Google is backing a $300 million project to build and operate a high-speed internet Trans-Pacific cable system by 2016. Called FASTER, the project will be managed by China Mobile International, China Telecom Global, Global Transit, KDDI, and SingTel. NEC will be the system supplier.
The project will connect the U.S. to two locations in Japan, Chikuru and Shima, using 6-fiber-pair cable and optical transmission technologies. The system will also have neighboring cable systems so the connectivity can be shared with other Asian countries.
“FASTER is one of a few hundred submarine telecommunications cables connecting various parts of the world,” FASTER chairman Woohyong Choi said. “These cables collectively form an important infrastructure that helps run global Internet and communications.”
The cable will expand on the current infrastructure of the Internet.
“The FASTER cable system has the largest design capacity ever built on the Trans-Pacific route, which is one of the longest routes in the world,” Choi said. “The agreement announced today will benefit all users of the global Internet.”

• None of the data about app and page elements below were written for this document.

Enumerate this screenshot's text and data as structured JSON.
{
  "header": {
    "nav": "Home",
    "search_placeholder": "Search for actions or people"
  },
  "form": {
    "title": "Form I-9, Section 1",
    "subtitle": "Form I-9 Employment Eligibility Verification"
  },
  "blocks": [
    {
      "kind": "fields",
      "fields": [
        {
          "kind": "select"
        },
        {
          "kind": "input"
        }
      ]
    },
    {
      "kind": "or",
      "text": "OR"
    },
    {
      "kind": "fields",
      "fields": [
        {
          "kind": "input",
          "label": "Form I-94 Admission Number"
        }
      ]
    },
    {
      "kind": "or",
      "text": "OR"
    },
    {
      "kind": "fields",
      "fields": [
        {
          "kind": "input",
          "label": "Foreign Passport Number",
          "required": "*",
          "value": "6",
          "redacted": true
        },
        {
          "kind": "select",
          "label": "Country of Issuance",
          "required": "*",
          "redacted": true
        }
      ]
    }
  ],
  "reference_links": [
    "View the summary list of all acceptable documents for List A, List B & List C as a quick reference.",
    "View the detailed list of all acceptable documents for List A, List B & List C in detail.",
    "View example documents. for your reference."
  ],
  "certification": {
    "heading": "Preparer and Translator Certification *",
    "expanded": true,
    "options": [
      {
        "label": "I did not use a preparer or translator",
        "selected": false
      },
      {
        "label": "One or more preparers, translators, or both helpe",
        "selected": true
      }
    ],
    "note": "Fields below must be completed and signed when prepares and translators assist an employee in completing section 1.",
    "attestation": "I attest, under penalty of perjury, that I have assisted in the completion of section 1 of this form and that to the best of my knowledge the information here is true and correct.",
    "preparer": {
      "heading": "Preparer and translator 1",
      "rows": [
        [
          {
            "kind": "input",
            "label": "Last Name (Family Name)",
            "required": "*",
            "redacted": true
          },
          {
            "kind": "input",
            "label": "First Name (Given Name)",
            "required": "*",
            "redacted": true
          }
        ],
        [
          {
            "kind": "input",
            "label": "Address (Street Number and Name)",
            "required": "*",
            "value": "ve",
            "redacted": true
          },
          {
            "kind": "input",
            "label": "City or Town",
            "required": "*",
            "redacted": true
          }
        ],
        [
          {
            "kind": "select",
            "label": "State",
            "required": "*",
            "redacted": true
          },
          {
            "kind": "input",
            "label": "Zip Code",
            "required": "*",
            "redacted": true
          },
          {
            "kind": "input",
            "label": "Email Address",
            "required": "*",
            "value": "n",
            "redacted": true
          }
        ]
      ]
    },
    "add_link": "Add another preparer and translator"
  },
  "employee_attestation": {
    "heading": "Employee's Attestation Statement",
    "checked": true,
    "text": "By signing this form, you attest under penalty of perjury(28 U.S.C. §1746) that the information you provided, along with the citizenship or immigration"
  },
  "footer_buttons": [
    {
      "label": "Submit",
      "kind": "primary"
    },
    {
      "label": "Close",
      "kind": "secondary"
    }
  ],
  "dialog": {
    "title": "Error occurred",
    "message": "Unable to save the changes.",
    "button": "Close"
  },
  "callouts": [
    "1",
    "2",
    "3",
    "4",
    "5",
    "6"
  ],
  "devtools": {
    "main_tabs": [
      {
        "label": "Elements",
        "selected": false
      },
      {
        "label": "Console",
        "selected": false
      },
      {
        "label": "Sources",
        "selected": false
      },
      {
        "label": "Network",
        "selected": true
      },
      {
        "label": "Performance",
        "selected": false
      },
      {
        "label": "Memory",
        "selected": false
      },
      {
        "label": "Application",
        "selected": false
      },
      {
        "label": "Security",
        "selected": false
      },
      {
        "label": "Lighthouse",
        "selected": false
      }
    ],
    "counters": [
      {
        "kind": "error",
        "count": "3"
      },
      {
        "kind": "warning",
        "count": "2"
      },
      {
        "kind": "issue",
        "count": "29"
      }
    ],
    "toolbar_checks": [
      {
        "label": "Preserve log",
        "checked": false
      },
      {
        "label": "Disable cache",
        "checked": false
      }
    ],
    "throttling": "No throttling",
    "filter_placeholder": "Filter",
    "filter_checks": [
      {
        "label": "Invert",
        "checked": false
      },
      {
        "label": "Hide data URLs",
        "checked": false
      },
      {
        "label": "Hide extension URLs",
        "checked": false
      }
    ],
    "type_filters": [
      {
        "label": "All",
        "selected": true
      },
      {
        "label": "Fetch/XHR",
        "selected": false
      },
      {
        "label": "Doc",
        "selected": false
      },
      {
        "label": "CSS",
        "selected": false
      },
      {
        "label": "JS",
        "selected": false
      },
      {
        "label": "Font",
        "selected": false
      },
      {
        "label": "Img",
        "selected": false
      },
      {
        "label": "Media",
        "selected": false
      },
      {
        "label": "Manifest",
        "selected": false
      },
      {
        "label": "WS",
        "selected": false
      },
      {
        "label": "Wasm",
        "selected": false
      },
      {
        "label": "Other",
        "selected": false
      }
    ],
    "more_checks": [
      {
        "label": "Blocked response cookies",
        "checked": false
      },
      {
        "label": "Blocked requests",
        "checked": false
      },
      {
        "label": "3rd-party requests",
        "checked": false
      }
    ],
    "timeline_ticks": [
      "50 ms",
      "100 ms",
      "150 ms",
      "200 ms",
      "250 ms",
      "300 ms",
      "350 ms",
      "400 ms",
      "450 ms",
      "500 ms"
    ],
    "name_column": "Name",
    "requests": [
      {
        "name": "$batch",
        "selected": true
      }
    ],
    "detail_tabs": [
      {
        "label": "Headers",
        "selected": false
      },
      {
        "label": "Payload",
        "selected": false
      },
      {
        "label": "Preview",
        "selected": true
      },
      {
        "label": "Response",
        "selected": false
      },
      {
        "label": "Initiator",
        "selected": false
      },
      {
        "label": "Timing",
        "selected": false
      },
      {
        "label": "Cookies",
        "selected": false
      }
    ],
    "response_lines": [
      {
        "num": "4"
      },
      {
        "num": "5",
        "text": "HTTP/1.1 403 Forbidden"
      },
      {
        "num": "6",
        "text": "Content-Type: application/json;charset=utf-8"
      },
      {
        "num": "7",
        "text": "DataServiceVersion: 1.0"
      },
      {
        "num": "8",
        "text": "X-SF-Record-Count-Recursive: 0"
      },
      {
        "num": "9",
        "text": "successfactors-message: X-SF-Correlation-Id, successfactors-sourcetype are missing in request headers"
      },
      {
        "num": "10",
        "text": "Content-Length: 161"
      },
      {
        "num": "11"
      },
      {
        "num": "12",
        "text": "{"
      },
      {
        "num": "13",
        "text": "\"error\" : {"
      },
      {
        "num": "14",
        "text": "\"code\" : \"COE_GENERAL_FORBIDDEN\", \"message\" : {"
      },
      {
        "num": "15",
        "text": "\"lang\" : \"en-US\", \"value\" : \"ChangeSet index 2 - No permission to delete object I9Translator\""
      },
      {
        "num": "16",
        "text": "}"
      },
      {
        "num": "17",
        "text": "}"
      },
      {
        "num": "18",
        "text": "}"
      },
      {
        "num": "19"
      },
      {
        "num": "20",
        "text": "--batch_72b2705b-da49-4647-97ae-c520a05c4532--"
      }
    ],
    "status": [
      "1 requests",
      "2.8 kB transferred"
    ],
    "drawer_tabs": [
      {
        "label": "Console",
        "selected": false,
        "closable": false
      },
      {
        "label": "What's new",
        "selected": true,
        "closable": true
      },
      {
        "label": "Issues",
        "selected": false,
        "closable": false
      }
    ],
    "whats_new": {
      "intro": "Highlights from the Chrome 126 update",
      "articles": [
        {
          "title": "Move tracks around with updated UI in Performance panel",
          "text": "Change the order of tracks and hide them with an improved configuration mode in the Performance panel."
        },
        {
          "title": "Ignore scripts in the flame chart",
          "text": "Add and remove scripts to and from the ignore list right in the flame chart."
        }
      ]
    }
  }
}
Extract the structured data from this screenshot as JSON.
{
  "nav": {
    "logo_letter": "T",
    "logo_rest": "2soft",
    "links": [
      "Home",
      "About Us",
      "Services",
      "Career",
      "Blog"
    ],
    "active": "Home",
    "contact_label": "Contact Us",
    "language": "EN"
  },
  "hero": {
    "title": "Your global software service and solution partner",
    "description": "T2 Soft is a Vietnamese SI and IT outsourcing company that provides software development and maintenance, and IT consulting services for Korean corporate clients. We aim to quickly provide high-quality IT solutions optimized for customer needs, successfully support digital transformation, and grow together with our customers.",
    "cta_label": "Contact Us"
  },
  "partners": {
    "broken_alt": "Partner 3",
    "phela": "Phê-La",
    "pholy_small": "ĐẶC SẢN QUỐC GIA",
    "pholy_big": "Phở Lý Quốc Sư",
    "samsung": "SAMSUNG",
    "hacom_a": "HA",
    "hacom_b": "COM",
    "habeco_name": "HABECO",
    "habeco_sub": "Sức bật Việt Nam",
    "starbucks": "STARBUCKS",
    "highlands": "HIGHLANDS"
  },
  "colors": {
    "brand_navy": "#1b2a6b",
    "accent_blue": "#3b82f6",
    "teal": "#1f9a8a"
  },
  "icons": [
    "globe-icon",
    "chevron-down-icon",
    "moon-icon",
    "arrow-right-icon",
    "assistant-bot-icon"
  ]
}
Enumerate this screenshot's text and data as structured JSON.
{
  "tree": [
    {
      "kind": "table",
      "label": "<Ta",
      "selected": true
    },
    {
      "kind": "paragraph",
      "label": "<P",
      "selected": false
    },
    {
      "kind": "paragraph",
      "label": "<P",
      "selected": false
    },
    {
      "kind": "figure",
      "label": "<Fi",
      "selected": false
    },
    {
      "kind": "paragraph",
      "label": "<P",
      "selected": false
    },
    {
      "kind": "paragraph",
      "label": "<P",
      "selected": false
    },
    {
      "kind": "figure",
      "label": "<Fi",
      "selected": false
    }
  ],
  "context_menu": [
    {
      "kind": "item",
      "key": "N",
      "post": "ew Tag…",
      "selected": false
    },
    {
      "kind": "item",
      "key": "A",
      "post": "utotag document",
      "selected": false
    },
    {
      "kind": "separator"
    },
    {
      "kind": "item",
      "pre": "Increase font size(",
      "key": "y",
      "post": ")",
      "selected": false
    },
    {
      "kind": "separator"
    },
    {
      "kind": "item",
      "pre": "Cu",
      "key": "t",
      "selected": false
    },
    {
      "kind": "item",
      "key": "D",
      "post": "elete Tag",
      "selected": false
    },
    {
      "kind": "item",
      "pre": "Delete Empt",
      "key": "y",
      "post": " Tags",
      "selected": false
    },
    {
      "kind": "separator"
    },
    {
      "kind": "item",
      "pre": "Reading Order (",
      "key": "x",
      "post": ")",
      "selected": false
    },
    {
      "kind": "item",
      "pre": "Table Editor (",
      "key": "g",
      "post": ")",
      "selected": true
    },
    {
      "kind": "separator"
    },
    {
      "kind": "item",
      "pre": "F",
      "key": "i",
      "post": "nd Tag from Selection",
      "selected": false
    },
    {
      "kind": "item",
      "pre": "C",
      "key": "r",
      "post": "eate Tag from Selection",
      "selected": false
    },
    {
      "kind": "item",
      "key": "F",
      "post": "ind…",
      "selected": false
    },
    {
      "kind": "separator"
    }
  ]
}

Google's senior VP of technical infrastructure, Urs Hölzle, said the company is backing the project because “a great network infrastructure" needs to be in place to allow for their products to be "fast and reliable."